▶ [What you should do]:
Copy out every line of the records in which "rest" can be found.

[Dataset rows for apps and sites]

************

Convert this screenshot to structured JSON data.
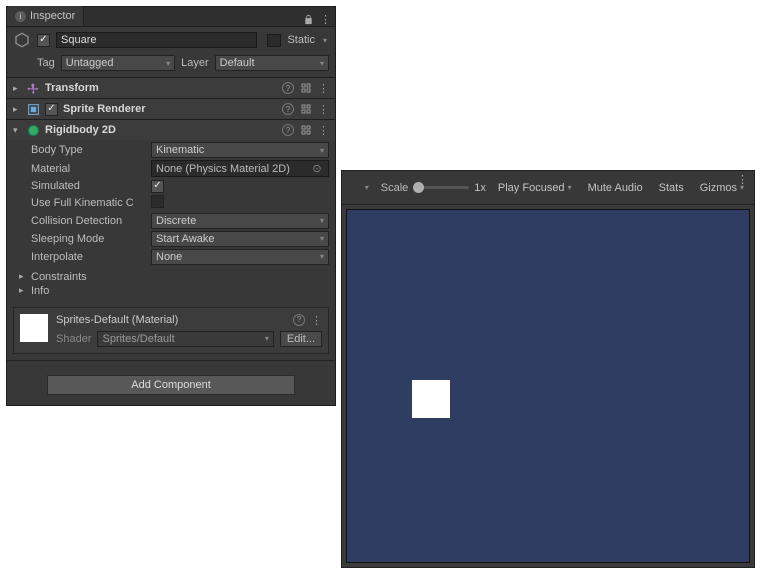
{
  "inspector": {
    "tab_label": "Inspector",
    "game_object": {
      "name": "Square",
      "enabled": true,
      "static_label": "Static",
      "tag_label": "Tag",
      "tag_value": "Untagged",
      "layer_label": "Layer",
      "layer_value": "Default"
    },
    "components": {
      "transform": {
        "title": "Transform"
      },
      "sprite_renderer": {
        "title": "Sprite Renderer"
      },
      "rigidbody2d": {
        "title": "Rigidbody 2D",
        "body_type": {
          "label": "Body Type",
          "value": "Kinematic"
        },
        "material": {
          "label": "Material",
          "value": "None (Physics Material 2D)"
        },
        "simulated": {
          "label": "Simulated",
          "checked": true
        },
        "use_full_kinematic": {
          "label": "Use Full Kinematic C"
        },
        "collision_detection": {
          "label": "Collision Detection",
          "value": "Discrete"
        },
        "sleeping_mode": {
          "label": "Sleeping Mode",
          "value": "Start Awake"
        },
        "interpolate": {
          "label": "Interpolate",
          "value": "None"
        },
        "constraints_label": "Constraints",
        "info_label": "Info"
      }
    },
    "material": {
      "title": "Sprites-Default (Material)",
      "shader_label": "Shader",
      "shader_value": "Sprites/Default",
      "edit_label": "Edit..."
    },
    "add_component_label": "Add Component"
  },
  "game_view": {
    "scale_label": "Scale",
    "scale_value": "1x",
    "play_mode": "Play Focused",
    "mute_label": "Mute Audio",
    "stats_label": "Stats",
    "gizmos_label": "Gizmos",
    "render_bg": "#2f3d63"
  }
}
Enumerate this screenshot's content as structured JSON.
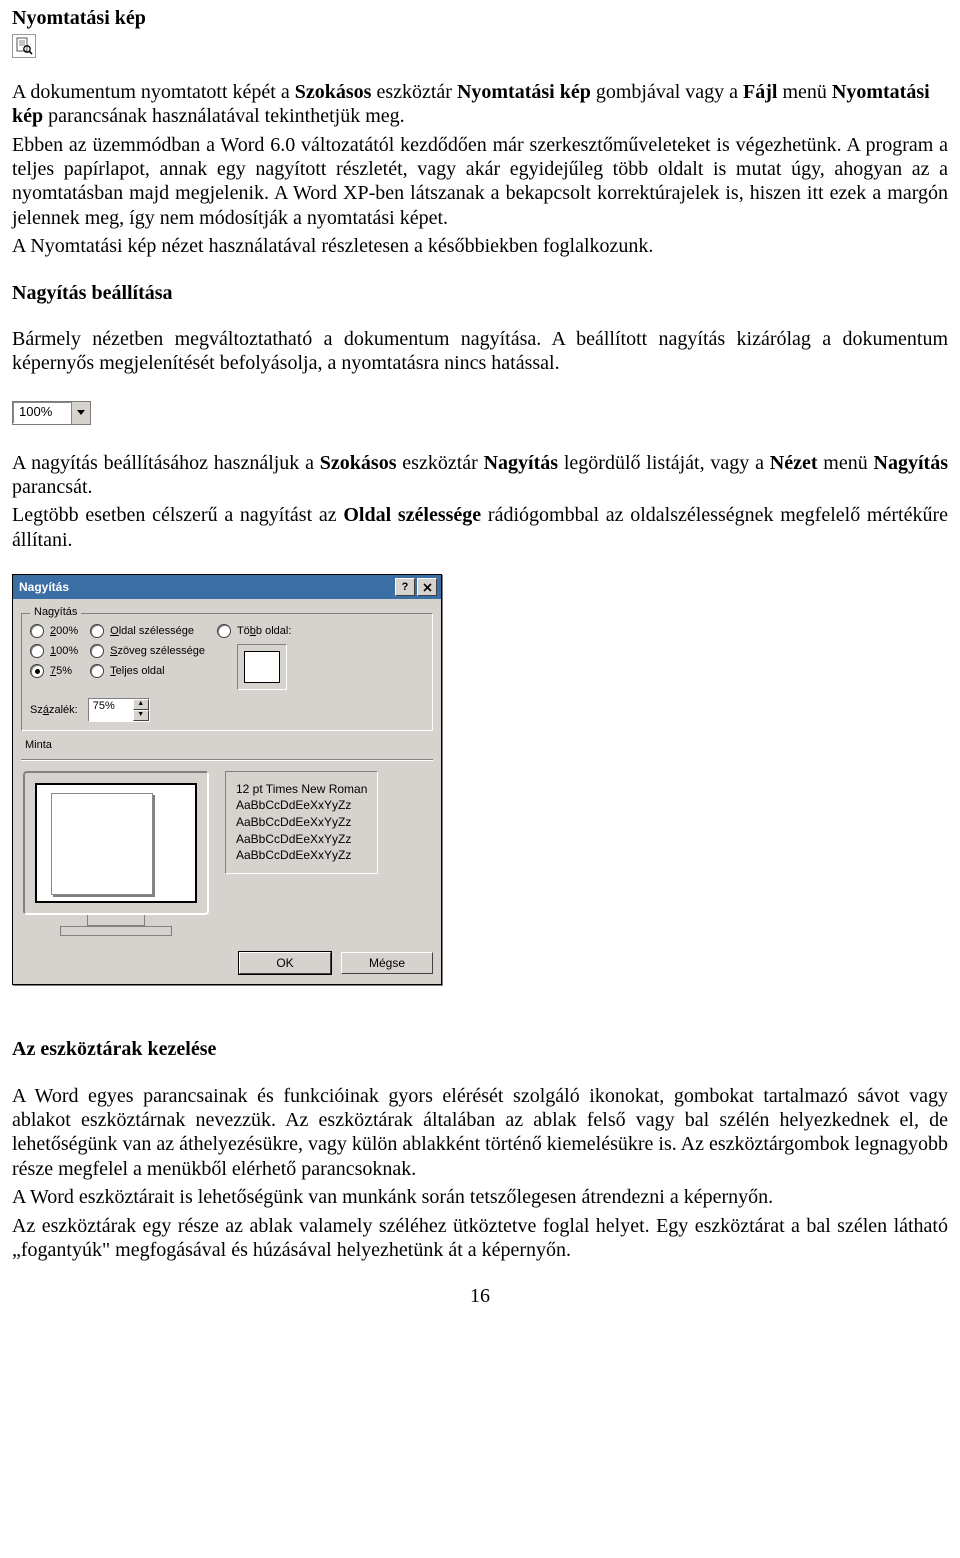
{
  "heading1": "Nyomtatási kép",
  "para1_parts": [
    {
      "t": "A dokumentum nyomtatott képét a ",
      "b": false
    },
    {
      "t": "Szokásos",
      "b": true
    },
    {
      "t": " eszköztár ",
      "b": false
    },
    {
      "t": "Nyomtatási kép",
      "b": true
    },
    {
      "t": " gombjával vagy a ",
      "b": false
    },
    {
      "t": "Fájl",
      "b": true
    },
    {
      "t": " menü ",
      "b": false
    },
    {
      "t": "Nyomtatási kép",
      "b": true
    },
    {
      "t": " parancsának használatával tekinthetjük meg.",
      "b": false
    }
  ],
  "para2": "Ebben az üzemmódban a Word 6.0 változatától kezdődően már szerkesztőműveleteket is végezhetünk. A program a teljes papírlapot, annak egy nagyított részletét, vagy akár egyidejűleg több oldalt is mutat úgy, ahogyan az a nyomtatásban majd megjelenik. A Word XP-ben látszanak a bekapcsolt korrektúrajelek is, hiszen itt ezek a margón jelennek meg, így nem módosítják a nyomtatási képet.",
  "para3": "A Nyomtatási kép nézet használatával részletesen a későbbiekben foglalkozunk.",
  "heading2": "Nagyítás beállítása",
  "para4": "Bármely nézetben megváltoztatható a dokumentum nagyítása. A beállított nagyítás kizárólag a dokumentum képernyős megjelenítését befolyásolja, a nyomtatásra nincs hatással.",
  "dropdown_value": "100%",
  "para5_parts": [
    {
      "t": "A nagyítás beállításához használjuk a ",
      "b": false
    },
    {
      "t": "Szokásos",
      "b": true
    },
    {
      "t": " eszköztár ",
      "b": false
    },
    {
      "t": "Nagyítás",
      "b": true
    },
    {
      "t": " legördülő listáját, vagy a ",
      "b": false
    },
    {
      "t": "Nézet",
      "b": true
    },
    {
      "t": " menü ",
      "b": false
    },
    {
      "t": "Nagyítás",
      "b": true
    },
    {
      "t": " parancsát.",
      "b": false
    }
  ],
  "para6_parts": [
    {
      "t": "Legtöbb esetben célszerű a nagyítást az ",
      "b": false
    },
    {
      "t": "Oldal szélessége",
      "b": true
    },
    {
      "t": " rádiógombbal az oldalszélességnek megfelelő mértékűre állítani.",
      "b": false
    }
  ],
  "dialog": {
    "title": "Nagyítás",
    "group_label": "Nagyítás",
    "radios_col1": [
      {
        "u": "2",
        "rest": "00%",
        "selected": false
      },
      {
        "u": "1",
        "rest": "00%",
        "selected": false
      },
      {
        "u": "7",
        "rest": "5%",
        "selected": true
      }
    ],
    "radios_col2": [
      {
        "pre": "",
        "u": "O",
        "rest": "ldal szélessége",
        "selected": false
      },
      {
        "pre": "",
        "u": "S",
        "rest": "zöveg szélessége",
        "selected": false
      },
      {
        "pre": "",
        "u": "T",
        "rest": "eljes oldal",
        "selected": false
      }
    ],
    "radio_col3": {
      "pre": "Tö",
      "u": "b",
      "rest": "b oldal:",
      "selected": false
    },
    "percent_label_u": "á",
    "percent_label_pre": "Sz",
    "percent_label_post": "zalék:",
    "percent_value": "75%",
    "minta_label": "Minta",
    "preview_font": "12 pt Times New Roman",
    "preview_lines": [
      "AaBbCcDdEeXxYyZz",
      "AaBbCcDdEeXxYyZz",
      "AaBbCcDdEeXxYyZz",
      "AaBbCcDdEeXxYyZz"
    ],
    "ok": "OK",
    "cancel": "Mégse"
  },
  "heading3": "Az eszköztárak kezelése",
  "para7": "A Word egyes parancsainak és funkcióinak gyors elérését szolgáló ikonokat, gombokat tartalmazó sávot vagy ablakot eszköztárnak nevezzük. Az eszköztárak általában az ablak felső vagy bal szélén helyezkednek el, de lehetőségünk van az áthelyezésükre, vagy külön ablakként történő kiemelésükre is. Az eszköztárgombok legnagyobb része megfelel a menükből elérhető parancsoknak.",
  "para8": "A Word eszköztárait is lehetőségünk van munkánk során tetszőlegesen átrendezni a képernyőn.",
  "para9": "Az eszköztárak egy része az ablak valamely széléhez ütköztetve foglal helyet. Egy eszköztárat a bal szélen látható „fogantyúk\" megfogásával és húzásával helyezhetünk át a képernyőn.",
  "page_number": "16"
}
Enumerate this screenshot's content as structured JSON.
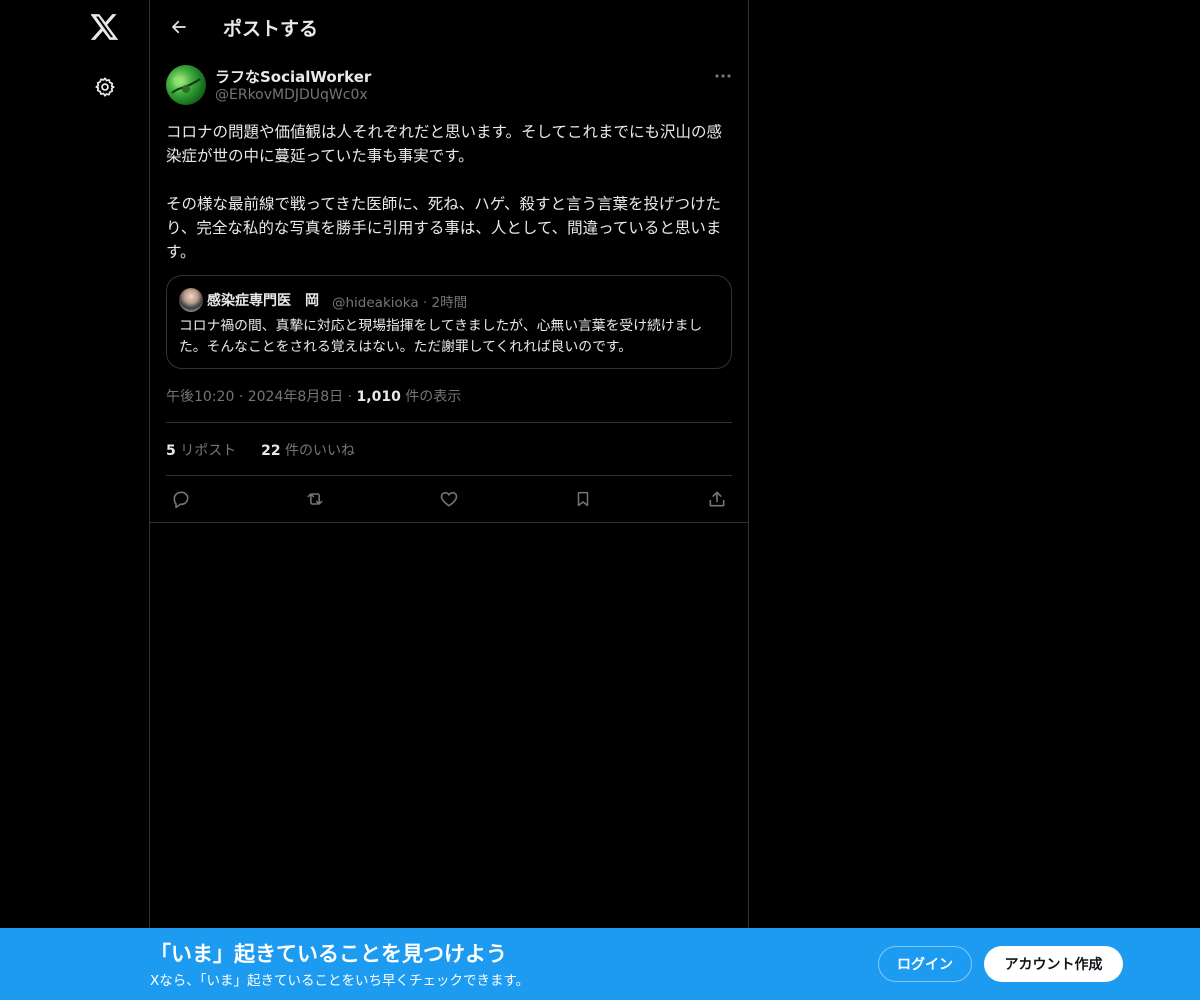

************

▶ [Result of the exercise]:
        "rest": "00%",
        "rest": "00%",
        "rest": "5%",
        "rest": "ldal szélessége",
        "rest": "zöveg szélessége",
        "rest": "eljes oldal",
      "rest": "b oldal:",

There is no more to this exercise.